● **TASK STATEMENT**
Your answer must be the records below, printed exactly.

● **ENTRIES SUPPLIED**
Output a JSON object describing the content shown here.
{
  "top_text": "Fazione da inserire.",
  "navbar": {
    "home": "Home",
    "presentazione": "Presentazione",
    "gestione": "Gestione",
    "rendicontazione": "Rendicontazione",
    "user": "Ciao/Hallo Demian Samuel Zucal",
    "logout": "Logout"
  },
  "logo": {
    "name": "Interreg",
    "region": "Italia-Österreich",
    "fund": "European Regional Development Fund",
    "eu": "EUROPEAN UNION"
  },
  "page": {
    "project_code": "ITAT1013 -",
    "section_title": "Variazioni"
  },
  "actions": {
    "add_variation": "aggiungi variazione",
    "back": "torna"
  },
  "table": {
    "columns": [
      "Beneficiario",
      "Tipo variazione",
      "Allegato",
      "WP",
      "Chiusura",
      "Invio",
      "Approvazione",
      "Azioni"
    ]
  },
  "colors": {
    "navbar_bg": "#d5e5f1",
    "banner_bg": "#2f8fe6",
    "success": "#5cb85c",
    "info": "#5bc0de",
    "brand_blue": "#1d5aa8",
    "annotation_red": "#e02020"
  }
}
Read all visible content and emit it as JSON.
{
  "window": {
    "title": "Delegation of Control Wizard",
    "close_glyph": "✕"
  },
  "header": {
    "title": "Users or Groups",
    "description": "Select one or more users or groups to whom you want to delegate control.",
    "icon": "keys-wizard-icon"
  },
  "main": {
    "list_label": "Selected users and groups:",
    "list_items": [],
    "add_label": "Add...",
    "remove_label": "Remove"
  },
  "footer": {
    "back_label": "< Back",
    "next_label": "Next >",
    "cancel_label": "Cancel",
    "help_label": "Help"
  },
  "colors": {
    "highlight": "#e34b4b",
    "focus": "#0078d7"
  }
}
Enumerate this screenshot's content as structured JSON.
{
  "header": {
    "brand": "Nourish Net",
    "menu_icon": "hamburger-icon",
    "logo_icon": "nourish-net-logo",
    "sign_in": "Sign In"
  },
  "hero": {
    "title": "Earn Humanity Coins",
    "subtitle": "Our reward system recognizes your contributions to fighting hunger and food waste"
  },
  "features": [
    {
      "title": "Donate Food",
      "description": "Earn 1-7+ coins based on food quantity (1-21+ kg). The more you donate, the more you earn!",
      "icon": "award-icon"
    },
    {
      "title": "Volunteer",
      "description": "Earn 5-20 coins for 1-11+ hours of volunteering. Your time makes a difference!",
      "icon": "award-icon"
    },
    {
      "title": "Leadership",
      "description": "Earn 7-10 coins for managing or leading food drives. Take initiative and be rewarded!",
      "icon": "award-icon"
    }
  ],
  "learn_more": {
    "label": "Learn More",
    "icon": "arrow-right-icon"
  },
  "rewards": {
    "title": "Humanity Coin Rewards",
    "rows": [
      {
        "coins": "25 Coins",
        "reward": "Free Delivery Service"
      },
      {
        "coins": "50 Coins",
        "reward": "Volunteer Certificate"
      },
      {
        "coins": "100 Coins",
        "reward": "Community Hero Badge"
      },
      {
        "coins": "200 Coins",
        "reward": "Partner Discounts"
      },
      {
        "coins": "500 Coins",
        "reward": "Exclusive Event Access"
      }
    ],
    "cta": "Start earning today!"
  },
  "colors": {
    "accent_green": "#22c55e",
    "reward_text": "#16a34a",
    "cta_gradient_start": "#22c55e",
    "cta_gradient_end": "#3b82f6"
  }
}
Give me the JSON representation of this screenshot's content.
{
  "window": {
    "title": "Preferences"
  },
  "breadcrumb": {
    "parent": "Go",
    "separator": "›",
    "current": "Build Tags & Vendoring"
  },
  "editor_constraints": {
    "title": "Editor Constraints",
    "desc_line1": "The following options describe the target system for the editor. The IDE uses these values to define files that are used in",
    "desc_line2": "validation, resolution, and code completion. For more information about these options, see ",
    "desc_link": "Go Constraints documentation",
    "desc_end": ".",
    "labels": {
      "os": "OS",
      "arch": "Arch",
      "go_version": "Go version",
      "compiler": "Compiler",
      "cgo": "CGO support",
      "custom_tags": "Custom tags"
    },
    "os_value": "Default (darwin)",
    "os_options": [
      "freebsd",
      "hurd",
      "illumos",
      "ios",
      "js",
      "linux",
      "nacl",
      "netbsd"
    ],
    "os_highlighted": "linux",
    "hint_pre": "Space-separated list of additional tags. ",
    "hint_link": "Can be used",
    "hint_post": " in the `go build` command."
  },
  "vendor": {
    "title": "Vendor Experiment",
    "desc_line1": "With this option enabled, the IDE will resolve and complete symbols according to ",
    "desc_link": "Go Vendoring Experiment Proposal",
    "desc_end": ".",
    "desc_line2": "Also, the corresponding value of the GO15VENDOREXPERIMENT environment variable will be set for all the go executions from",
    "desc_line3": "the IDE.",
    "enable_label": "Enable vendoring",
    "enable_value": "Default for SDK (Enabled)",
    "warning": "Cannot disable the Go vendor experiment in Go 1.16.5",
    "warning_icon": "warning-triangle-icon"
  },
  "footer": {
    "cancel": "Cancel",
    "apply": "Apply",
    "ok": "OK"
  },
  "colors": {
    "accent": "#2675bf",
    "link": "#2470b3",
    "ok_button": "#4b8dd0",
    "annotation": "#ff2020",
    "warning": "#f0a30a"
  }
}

● **TASK ANSWER**
Output a JSON object describing the content shown here.
{
  "top_text": "Fazione da inserire.",
  "navbar": {
    "home": "Home",
    "presentazione": "Presentazione",
    "gestione": "Gestione",
    "rendicontazione": "Rendicontazione",
    "user": "Ciao/Hallo Demian Samuel Zucal",
    "logout": "Logout"
  },
  "logo": {
    "name": "Interreg",
    "region": "Italia-Österreich",
    "fund": "European Regional Development Fund",
    "eu": "EUROPEAN UNION"
  },
  "page": {
    "project_code": "ITAT1013 -",
    "section_title": "Variazioni"
  },
  "actions": {
    "add_variation": "aggiungi variazione",
    "back": "torna"
  },
  "table": {
    "columns": [
      "Beneficiario",
      "Tipo variazione",
      "Allegato",
      "WP",
      "Chiusura",
      "Invio",
      "Approvazione",
      "Azioni"
    ]
  },
  "colors": {
    "navbar_bg": "#d5e5f1",
    "banner_bg": "#2f8fe6",
    "success": "#5cb85c",
    "info": "#5bc0de",
    "brand_blue": "#1d5aa8",
    "annotation_red": "#e02020"
  }
}
Read all visible content and emit it as JSON.
{
  "window": {
    "title": "Delegation of Control Wizard",
    "close_glyph": "✕"
  },
  "header": {
    "title": "Users or Groups",
    "description": "Select one or more users or groups to whom you want to delegate control.",
    "icon": "keys-wizard-icon"
  },
  "main": {
    "list_label": "Selected users and groups:",
    "list_items": [],
    "add_label": "Add...",
    "remove_label": "Remove"
  },
  "footer": {
    "back_label": "< Back",
    "next_label": "Next >",
    "cancel_label": "Cancel",
    "help_label": "Help"
  },
  "colors": {
    "highlight": "#e34b4b",
    "focus": "#0078d7"
  }
}
Enumerate this screenshot's content as structured JSON.
{
  "header": {
    "brand": "Nourish Net",
    "menu_icon": "hamburger-icon",
    "logo_icon": "nourish-net-logo",
    "sign_in": "Sign In"
  },
  "hero": {
    "title": "Earn Humanity Coins",
    "subtitle": "Our reward system recognizes your contributions to fighting hunger and food waste"
  },
  "features": [
    {
      "title": "Donate Food",
      "description": "Earn 1-7+ coins based on food quantity (1-21+ kg). The more you donate, the more you earn!",
      "icon": "award-icon"
    },
    {
      "title": "Volunteer",
      "description": "Earn 5-20 coins for 1-11+ hours of volunteering. Your time makes a difference!",
      "icon": "award-icon"
    },
    {
      "title": "Leadership",
      "description": "Earn 7-10 coins for managing or leading food drives. Take initiative and be rewarded!",
      "icon": "award-icon"
    }
  ],
  "learn_more": {
    "label": "Learn More",
    "icon": "arrow-right-icon"
  },
  "rewards": {
    "title": "Humanity Coin Rewards",
    "rows": [
      {
        "coins": "25 Coins",
        "reward": "Free Delivery Service"
      },
      {
        "coins": "50 Coins",
        "reward": "Volunteer Certificate"
      },
      {
        "coins": "100 Coins",
        "reward": "Community Hero Badge"
      },
      {
        "coins": "200 Coins",
        "reward": "Partner Discounts"
      },
      {
        "coins": "500 Coins",
        "reward": "Exclusive Event Access"
      }
    ],
    "cta": "Start earning today!"
  },
  "colors": {
    "accent_green": "#22c55e",
    "reward_text": "#16a34a",
    "cta_gradient_start": "#22c55e",
    "cta_gradient_end": "#3b82f6"
  }
}
Give me the JSON representation of this screenshot's content.
{
  "window": {
    "title": "Preferences"
  },
  "breadcrumb": {
    "parent": "Go",
    "separator": "›",
    "current": "Build Tags & Vendoring"
  },
  "editor_constraints": {
    "title": "Editor Constraints",
    "desc_line1": "The following options describe the target system for the editor. The IDE uses these values to define files that are used in",
    "desc_line2": "validation, resolution, and code completion. For more information about these options, see ",
    "desc_link": "Go Constraints documentation",
    "desc_end": ".",
    "labels": {
      "os": "OS",
      "arch": "Arch",
      "go_version": "Go version",
      "compiler": "Compiler",
      "cgo": "CGO support",
      "custom_tags": "Custom tags"
    },
    "os_value": "Default (darwin)",
    "os_options": [
      "freebsd",
      "hurd",
      "illumos",
      "ios",
      "js",
      "linux",
      "nacl",
      "netbsd"
    ],
    "os_highlighted": "linux",
    "hint_pre": "Space-separated list of additional tags. ",
    "hint_link": "Can be used",
    "hint_post": " in the `go build` command."
  },
  "vendor": {
    "title": "Vendor Experiment",
    "desc_line1": "With this option enabled, the IDE will resolve and complete symbols according to ",
    "desc_link": "Go Vendoring Experiment Proposal",
    "desc_end": ".",
    "desc_line2": "Also, the corresponding value of the GO15VENDOREXPERIMENT environment variable will be set for all the go executions from",
    "desc_line3": "the IDE.",
    "enable_label": "Enable vendoring",
    "enable_value": "Default for SDK (Enabled)",
    "warning": "Cannot disable the Go vendor experiment in Go 1.16.5",
    "warning_icon": "warning-triangle-icon"
  },
  "footer": {
    "cancel": "Cancel",
    "apply": "Apply",
    "ok": "OK"
  },
  "colors": {
    "accent": "#2675bf",
    "link": "#2470b3",
    "ok_button": "#4b8dd0",
    "annotation": "#ff2020",
    "warning": "#f0a30a"
  }
}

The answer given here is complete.